Exercise requirements ->
Say, as a bare number, how many lines of the listing contain "name".

Data ->
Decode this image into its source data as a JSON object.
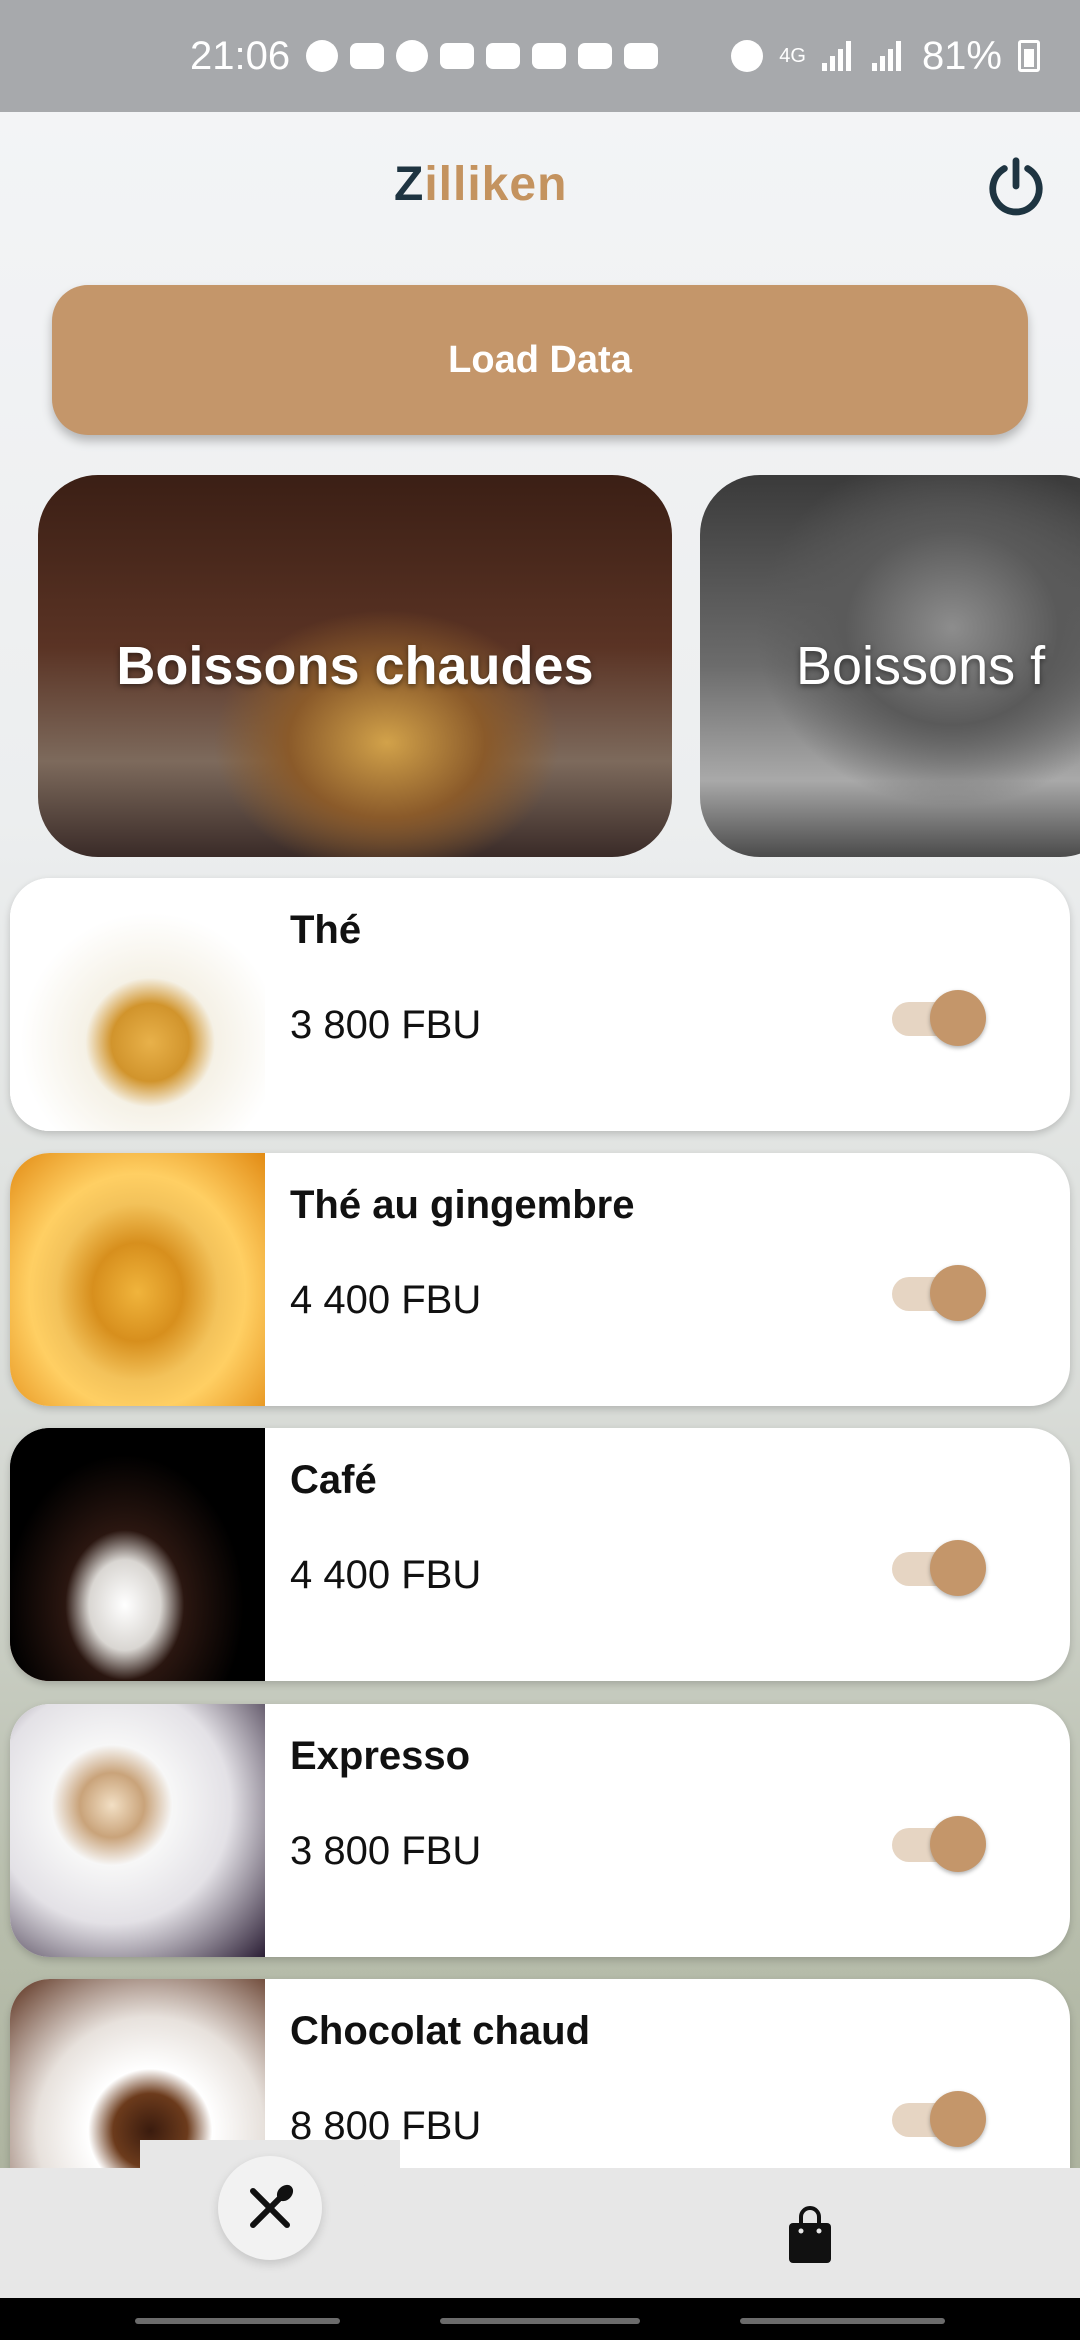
{
  "status_bar": {
    "time": "21:06",
    "battery": "81%",
    "network": "4G"
  },
  "app": {
    "brand_first": "Z",
    "brand_rest": "illiken"
  },
  "actions": {
    "load_label": "Load Data"
  },
  "categories": [
    {
      "label": "Boissons chaudes"
    },
    {
      "label": "Boissons f"
    }
  ],
  "items": [
    {
      "name": "Thé",
      "price": "3 800 FBU",
      "enabled": true
    },
    {
      "name": "Thé au gingembre",
      "price": "4 400 FBU",
      "enabled": true
    },
    {
      "name": "Café",
      "price": "4 400 FBU",
      "enabled": true
    },
    {
      "name": "Expresso",
      "price": "3 800 FBU",
      "enabled": true
    },
    {
      "name": "Chocolat chaud",
      "price": "8 800 FBU",
      "enabled": true
    }
  ],
  "colors": {
    "accent": "#c4966a",
    "brand_dark": "#1e3441"
  },
  "icons": {
    "power": "power-icon",
    "menu": "utensils-icon",
    "cart": "shopping-bag-icon"
  }
}
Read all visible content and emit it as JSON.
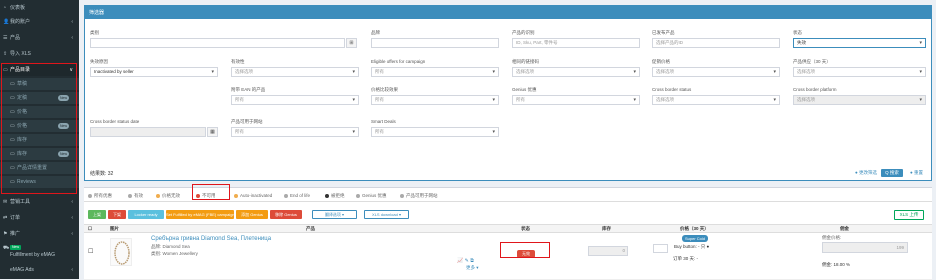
{
  "sidebar": {
    "items": [
      {
        "icon": "dashboard-icon",
        "glyph": "◔",
        "label": "仪表板"
      },
      {
        "icon": "users-icon",
        "glyph": "👤",
        "label": "我的账户",
        "chev": "‹"
      },
      {
        "icon": "list-icon",
        "glyph": "☰",
        "label": "产品",
        "chev": "‹"
      },
      {
        "icon": "upload-icon",
        "glyph": "⇪",
        "label": "导入 XLS"
      },
      {
        "icon": "folder-icon",
        "glyph": "▭",
        "label": "产品目录",
        "chev": "∨"
      }
    ],
    "subitems": [
      {
        "label": "草稿",
        "pill": ""
      },
      {
        "label": "定稿",
        "pill": "New"
      },
      {
        "label": "价格",
        "pill": ""
      },
      {
        "label": "价格",
        "pill": "New"
      },
      {
        "label": "库存",
        "pill": ""
      },
      {
        "label": "库存",
        "pill": "New"
      },
      {
        "label": "产品详情重置",
        "pill": ""
      },
      {
        "label": "Reviews",
        "pill": ""
      }
    ],
    "lower_items": [
      {
        "icon": "marketing-icon",
        "glyph": "✉",
        "label": "营销工具",
        "chev": "‹"
      },
      {
        "icon": "orders-icon",
        "glyph": "⇄",
        "label": "订单",
        "chev": "‹"
      },
      {
        "icon": "promotion-icon",
        "glyph": "⚑",
        "label": "推广",
        "chev": "‹"
      },
      {
        "icon": "fulfillment-icon",
        "glyph": "⛟",
        "label": "Fulfillment by eMAG",
        "badge": "New"
      },
      {
        "icon": "ads-icon",
        "glyph": "",
        "label": "eMAG Ads",
        "chev": "‹"
      }
    ]
  },
  "filter": {
    "title": "筛选器",
    "fields": {
      "category_label": "类别",
      "brand_label": "品牌",
      "product_id_label": "产品的识别",
      "product_id_placeholder": "ID, Sku, Part, 零件号",
      "linked_label": "已发布产品",
      "linked_placeholder": "选择产品的ID",
      "status_label": "状态",
      "status_value": "失效",
      "inactive_reason_label": "失效原因",
      "inactive_reason_value": "Inactivated by seller",
      "validity_label": "有效性",
      "validity_value": "选择选项",
      "eligible_label": "Eligible offers for campaign",
      "eligible_value": "所有",
      "related_label": "相同的链接码",
      "related_value": "选择选项",
      "offer_price_label": "促销价格",
      "offer_price_value": "选择选项",
      "stock30_label": "产品供应（30 天）",
      "stock30_value": "选择选项",
      "ean_label": "附带 EAN 的产品",
      "ean_value": "所有",
      "price_comp_label": "价格比较效果",
      "price_comp_value": "所有",
      "genius_label": "Genius 优惠",
      "genius_value": "所有",
      "cb_status_label": "Cross border status",
      "cb_status_value": "选择选项",
      "cb_platform_label": "Cross border platform",
      "cb_platform_value": "选择选项",
      "cb_date_label": "Cross border status date",
      "fulfil_label": "产品可用于网站",
      "fulfil_value": "所有",
      "smart_label": "Smart Deals",
      "smart_value": "所有"
    },
    "count_label": "结果数: 32",
    "advanced_link": "● 更改筛选",
    "search_btn": "Q 搜索",
    "reset_link": "● 重置"
  },
  "tabs": [
    {
      "label": "所有优惠",
      "color": "#aaa"
    },
    {
      "label": "有效",
      "color": "#aaa"
    },
    {
      "label": "价格无效",
      "color": "#f0ad4e"
    },
    {
      "label": "不可用",
      "color": "#dd4b39"
    },
    {
      "label": "Auto-inactivated",
      "color": "#f0ad4e"
    },
    {
      "label": "End of life",
      "color": "#aaa"
    },
    {
      "label": "被拒绝",
      "color": "#333"
    },
    {
      "label": "Genius 优惠",
      "color": "#aaa"
    },
    {
      "label": "产品可用于网站",
      "color": "#aaa"
    }
  ],
  "actions": [
    {
      "label": "上架",
      "color": "#5cb85c"
    },
    {
      "label": "下架",
      "color": "#dd4b39"
    },
    {
      "label": "Locker ready",
      "color": "#5bc0de"
    },
    {
      "label": "Set Fulfilled by eMAG (FBE) campaign",
      "color": "#f39c12"
    },
    {
      "label": "添加 Genius",
      "color": "#f39c12"
    },
    {
      "label": "移除 Genius",
      "color": "#dd4b39"
    },
    {
      "label": "翻译选项 ▾",
      "color": "outline"
    },
    {
      "label": "XLS download ▾",
      "color": "outline"
    }
  ],
  "xls_btn": "XLS 上传",
  "table": {
    "headers": [
      "图片",
      "产品",
      "状态",
      "库存",
      "价格（30 天）",
      "佣金"
    ],
    "row": {
      "name": "Сребърна гривна Diamond Sea, Плетеница",
      "brand": "品牌: Diamond Sea",
      "category": "类别: Women Jewellery",
      "more": "更多 ▾",
      "status": "无效",
      "stock": "0",
      "supercold": "Super Cold",
      "buy_button": "Buy button: - 只 ●",
      "offers": "订单 30 天: -",
      "commission_label": "佣金价格:",
      "commission_value": "199",
      "commission_extra": "佣金: 18.00 %"
    }
  }
}
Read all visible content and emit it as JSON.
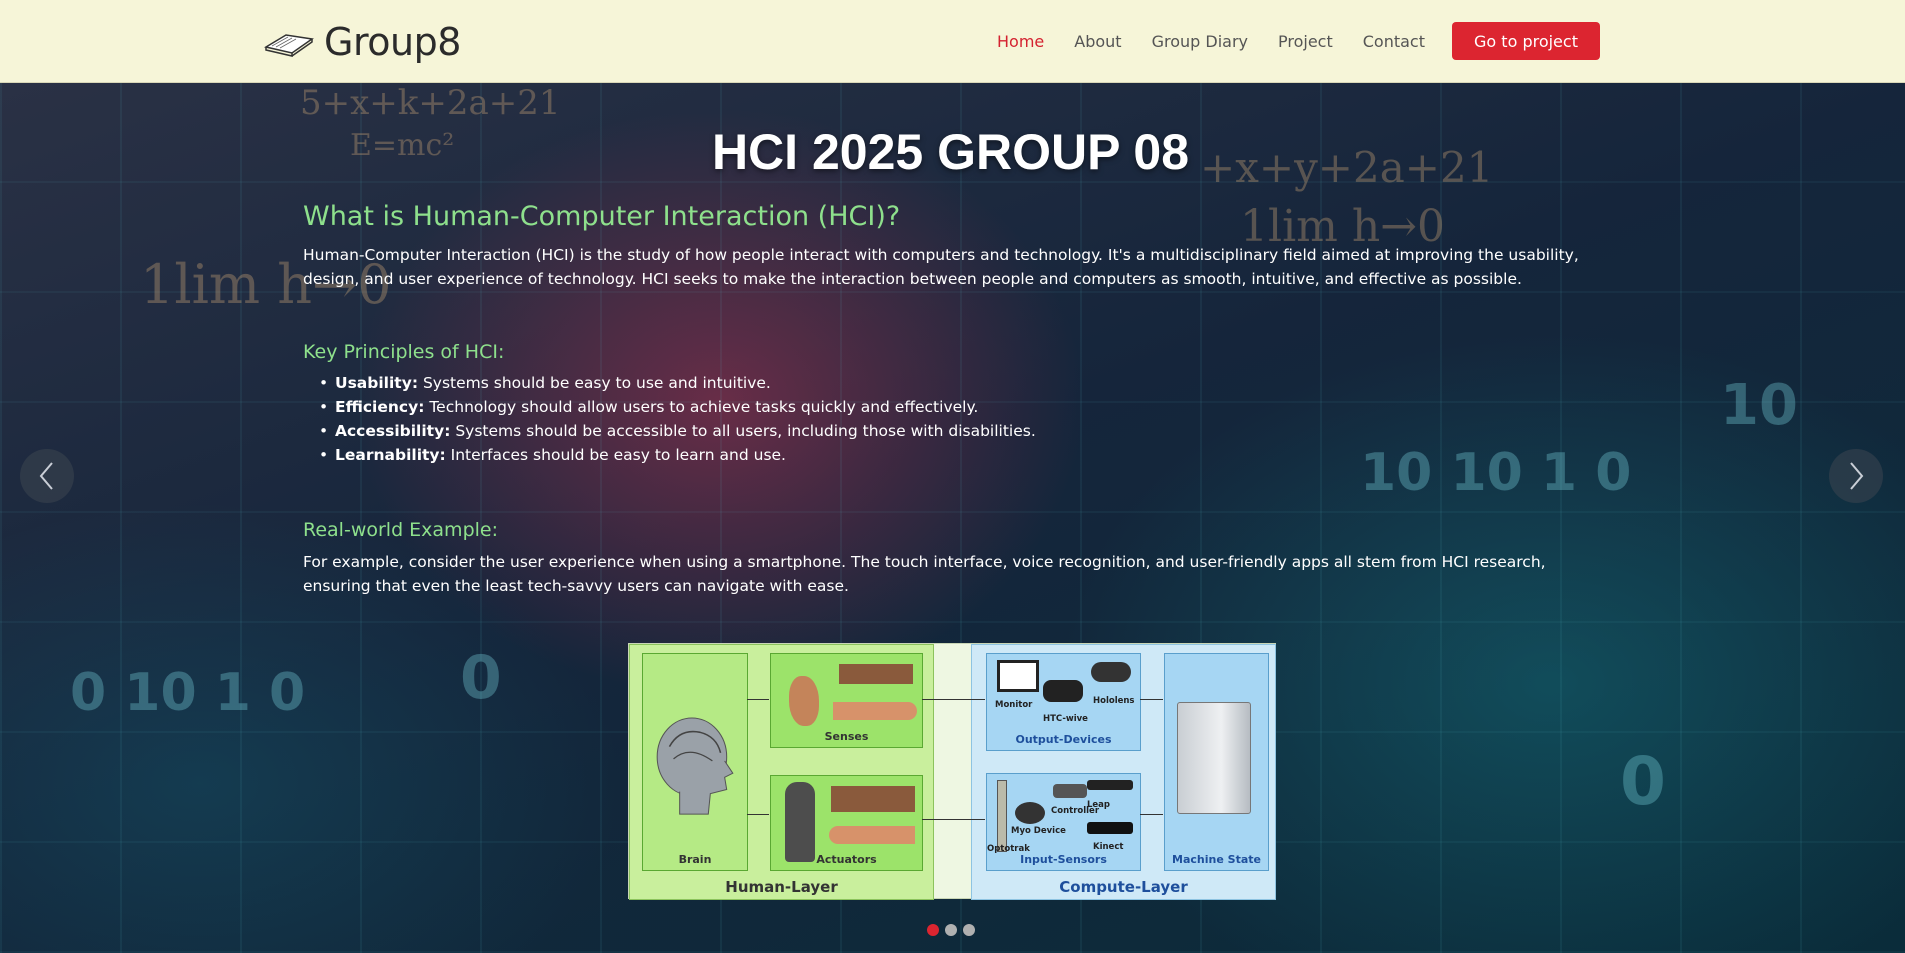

Answer box ->
6